Trauma impacts children’s cognitive functioning and increases the risk of self-harm, poor decision-making and addiction. Not every abused child will grow up to become a violent adult, and many cope with their trauma in entirely different ways.

What Do People Mistake Bipolar Disorder For?

Several personality disorders result in psychotic symptoms, antisocial behavior, altered cognitive function and regression from work and social activities. When diagnosing a severe mental illness, psychiatrists must evaluate patients’ histories, risk factors and environmental factors to come to an accurate conclusion. Bipolar patients may occasionally be misdiagnosed with the following DSM-5 psychiatric disorders:

Risk assessment for people with the above conditions include suicide risk, high risk of panic disorder, psychotic episodes and past aggressive behaviors. Most people diagnosed with bipolar illness have no history of violent crime.

Facing any of the stigmas we’ve outlined?!

Don’t go another day fighting Bipolar Disorder alone. Alta Loma is here to help you!

What Challenges Do Bipolar People Face?

Whether someone is diagnosed with bipolar disorder tied to childhood physical abuse or has no known explanation for their psychiatric disorder, everyone faces immediate challenges following their diagnosis. Family members and friends can be your greatest support or worst detractors when you’re mentally ill.

Overcoming the stigmas you face is only one part of the battle. You need to recognize when you’re having an episode and seek the appropriate help, and you might need to try several medications before finding one that balances your mood. People with bipolar disorders are also at an increased risk of drug or alcohol dependence because substance abuse can numb a person’s senses and feelings.

Ways We Can Better Support People With Bipolar Disorder

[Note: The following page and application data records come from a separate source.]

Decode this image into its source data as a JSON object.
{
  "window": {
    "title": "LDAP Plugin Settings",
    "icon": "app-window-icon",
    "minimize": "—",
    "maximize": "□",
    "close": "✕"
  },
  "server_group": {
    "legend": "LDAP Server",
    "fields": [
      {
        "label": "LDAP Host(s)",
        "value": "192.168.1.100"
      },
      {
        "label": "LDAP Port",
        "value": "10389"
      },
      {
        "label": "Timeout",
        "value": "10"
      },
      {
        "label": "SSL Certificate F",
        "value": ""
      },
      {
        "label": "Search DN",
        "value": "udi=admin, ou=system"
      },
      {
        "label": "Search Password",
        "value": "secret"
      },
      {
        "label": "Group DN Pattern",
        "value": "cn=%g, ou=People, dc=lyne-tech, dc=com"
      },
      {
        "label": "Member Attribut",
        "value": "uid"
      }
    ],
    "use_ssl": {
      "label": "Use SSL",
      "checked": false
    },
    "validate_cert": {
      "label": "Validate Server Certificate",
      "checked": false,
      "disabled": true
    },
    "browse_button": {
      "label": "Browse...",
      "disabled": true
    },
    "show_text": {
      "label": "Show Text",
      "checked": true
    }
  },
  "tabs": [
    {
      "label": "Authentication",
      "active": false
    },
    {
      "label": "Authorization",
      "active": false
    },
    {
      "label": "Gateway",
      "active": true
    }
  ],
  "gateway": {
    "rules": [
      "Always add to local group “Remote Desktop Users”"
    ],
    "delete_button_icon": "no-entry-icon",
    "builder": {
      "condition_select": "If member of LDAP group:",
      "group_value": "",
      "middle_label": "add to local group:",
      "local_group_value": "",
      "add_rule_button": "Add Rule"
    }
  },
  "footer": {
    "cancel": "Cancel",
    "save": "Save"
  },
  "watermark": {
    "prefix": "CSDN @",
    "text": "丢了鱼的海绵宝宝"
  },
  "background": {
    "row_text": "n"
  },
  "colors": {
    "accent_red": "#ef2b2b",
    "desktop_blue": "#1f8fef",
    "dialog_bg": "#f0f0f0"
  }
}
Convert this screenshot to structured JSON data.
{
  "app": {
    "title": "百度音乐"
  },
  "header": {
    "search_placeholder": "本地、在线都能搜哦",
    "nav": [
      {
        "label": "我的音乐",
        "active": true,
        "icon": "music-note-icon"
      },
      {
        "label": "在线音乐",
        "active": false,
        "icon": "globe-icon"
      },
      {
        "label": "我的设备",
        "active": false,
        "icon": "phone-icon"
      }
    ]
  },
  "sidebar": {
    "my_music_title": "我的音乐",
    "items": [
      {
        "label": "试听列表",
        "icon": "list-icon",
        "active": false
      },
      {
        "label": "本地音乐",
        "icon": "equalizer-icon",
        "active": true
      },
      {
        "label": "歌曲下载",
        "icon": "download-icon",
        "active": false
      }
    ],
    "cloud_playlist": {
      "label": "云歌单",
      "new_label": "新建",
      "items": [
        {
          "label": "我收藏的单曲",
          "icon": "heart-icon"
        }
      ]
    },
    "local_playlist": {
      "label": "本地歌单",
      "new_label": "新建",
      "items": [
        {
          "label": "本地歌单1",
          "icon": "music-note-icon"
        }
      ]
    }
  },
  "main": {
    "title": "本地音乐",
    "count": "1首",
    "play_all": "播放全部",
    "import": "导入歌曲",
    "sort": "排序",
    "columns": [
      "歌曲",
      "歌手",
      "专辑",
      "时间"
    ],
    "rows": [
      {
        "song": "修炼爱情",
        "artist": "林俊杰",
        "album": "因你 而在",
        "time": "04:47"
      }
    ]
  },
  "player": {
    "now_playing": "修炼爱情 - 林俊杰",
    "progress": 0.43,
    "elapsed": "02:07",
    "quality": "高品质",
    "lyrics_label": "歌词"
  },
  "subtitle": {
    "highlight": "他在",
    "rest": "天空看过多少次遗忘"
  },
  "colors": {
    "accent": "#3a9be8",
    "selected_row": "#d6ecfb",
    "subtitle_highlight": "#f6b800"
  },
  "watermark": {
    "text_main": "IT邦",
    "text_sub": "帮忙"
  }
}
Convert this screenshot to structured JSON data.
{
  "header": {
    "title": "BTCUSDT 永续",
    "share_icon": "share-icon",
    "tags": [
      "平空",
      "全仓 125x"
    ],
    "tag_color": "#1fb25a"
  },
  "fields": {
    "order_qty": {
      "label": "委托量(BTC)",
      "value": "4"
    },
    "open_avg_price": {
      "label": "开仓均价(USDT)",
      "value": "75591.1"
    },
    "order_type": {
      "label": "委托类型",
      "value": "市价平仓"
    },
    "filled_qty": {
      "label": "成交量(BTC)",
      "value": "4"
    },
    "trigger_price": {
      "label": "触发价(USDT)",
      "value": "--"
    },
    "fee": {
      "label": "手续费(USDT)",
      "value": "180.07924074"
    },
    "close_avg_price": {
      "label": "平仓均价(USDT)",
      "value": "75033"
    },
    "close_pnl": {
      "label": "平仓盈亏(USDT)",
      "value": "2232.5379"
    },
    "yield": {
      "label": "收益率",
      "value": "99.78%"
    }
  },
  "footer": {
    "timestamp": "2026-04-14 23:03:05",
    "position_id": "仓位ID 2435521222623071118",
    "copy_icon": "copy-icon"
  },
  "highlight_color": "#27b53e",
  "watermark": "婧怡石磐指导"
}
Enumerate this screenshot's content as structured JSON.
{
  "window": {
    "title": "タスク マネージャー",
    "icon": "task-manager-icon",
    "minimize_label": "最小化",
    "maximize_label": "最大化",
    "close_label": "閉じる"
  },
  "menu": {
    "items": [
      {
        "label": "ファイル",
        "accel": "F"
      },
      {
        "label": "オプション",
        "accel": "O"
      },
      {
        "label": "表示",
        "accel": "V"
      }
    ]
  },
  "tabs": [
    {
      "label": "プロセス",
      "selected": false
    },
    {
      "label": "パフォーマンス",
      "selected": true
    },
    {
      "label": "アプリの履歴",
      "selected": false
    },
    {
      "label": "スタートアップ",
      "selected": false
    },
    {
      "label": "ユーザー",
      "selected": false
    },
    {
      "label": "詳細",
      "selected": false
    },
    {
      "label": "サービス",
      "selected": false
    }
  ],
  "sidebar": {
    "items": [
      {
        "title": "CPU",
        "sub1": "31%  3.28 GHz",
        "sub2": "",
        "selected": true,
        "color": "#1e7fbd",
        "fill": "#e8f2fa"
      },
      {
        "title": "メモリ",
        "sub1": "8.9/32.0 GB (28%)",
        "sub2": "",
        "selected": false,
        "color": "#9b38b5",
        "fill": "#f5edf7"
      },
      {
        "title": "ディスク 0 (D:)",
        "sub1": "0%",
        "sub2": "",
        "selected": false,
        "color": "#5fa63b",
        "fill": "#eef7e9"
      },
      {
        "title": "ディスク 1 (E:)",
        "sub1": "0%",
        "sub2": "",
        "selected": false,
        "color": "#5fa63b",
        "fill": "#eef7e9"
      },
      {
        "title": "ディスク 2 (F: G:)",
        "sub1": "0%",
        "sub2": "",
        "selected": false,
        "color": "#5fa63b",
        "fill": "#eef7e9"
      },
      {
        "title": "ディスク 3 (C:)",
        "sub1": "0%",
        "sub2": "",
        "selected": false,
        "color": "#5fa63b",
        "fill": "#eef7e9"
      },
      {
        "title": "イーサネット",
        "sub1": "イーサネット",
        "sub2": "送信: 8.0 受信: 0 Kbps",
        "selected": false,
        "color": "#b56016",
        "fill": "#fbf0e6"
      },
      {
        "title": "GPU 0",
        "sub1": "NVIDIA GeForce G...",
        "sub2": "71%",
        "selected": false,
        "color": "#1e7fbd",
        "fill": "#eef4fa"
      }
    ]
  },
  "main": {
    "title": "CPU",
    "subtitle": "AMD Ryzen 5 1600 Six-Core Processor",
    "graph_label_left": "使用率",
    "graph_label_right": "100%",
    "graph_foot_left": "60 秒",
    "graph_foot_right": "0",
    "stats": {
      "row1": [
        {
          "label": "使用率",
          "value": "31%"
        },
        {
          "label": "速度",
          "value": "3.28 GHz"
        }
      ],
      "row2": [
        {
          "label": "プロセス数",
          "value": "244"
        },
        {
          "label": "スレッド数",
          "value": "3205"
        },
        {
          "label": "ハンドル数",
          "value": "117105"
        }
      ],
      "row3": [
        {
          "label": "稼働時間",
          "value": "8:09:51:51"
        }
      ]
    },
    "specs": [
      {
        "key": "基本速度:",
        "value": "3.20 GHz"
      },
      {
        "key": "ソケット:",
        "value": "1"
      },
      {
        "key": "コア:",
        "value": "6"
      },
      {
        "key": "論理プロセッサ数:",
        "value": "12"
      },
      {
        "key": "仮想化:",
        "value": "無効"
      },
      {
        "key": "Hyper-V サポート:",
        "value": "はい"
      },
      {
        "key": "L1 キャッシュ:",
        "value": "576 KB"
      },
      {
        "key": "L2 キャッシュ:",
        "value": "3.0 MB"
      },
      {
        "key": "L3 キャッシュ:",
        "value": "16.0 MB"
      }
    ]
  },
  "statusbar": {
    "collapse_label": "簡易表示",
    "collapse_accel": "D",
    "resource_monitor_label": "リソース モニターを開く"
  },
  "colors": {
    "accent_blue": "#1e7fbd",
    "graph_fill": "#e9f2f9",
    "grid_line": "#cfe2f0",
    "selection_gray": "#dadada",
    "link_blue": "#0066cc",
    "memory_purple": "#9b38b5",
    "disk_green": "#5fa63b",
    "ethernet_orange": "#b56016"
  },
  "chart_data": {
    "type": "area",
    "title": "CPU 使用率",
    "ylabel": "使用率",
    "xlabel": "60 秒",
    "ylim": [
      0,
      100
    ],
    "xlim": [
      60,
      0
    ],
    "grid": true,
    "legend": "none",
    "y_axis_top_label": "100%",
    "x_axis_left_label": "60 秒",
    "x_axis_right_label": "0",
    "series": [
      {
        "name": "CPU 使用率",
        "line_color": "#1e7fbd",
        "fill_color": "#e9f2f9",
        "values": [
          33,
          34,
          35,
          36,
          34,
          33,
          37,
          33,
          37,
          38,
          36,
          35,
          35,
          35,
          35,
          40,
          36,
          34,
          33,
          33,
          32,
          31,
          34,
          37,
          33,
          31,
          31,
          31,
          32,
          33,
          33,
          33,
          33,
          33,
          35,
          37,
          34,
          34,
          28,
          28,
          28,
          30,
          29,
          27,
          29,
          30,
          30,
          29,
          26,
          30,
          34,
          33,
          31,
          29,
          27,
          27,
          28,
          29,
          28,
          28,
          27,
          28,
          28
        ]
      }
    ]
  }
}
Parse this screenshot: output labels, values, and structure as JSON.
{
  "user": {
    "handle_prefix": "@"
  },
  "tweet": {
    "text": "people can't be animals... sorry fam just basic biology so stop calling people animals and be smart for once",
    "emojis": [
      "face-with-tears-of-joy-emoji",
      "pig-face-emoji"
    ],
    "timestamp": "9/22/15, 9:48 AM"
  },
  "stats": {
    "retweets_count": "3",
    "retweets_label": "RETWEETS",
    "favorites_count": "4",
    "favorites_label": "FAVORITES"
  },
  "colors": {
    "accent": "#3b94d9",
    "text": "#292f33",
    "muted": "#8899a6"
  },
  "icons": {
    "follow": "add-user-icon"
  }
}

The best way to help people with affective mood disorders such as bipolar disorder is to educate yourself about the condition and pay attention to signs of suicidal behavior, comorbid substance abuse and acute and psychotic episodes. It’s important to understand that a person isn’t automatically violent simply because of a bipolar diagnosis. Your support and understanding will go a long way in helping them learn to live with their condition.

When researching bipolar II disorder, make sure you also seek information about related conditions that may accompany it.

How Alta Loma in Texas Can Address Bipolar Disorder Symptoms

How Alta Loma in Texas Can Address Bipolar Disorder Symptoms

The media creates many unfair depictions of people with mental illness due to a lack of research and understanding. Unfortunately, many people assume that what they see on television reflects reality because stereotypes surrounding bipolar disorder are rampant, especially concerning the link between the condition and violence. These stigmas are perpetuated further by media portrayals of bipolar disorder that are often exaggerated.

Alta Loma Transformational Services helps men struggling with bipolar disorder and substance abuse find healing one step at a time. Call us today to learn more and start your healing journey at (866) 457-3843.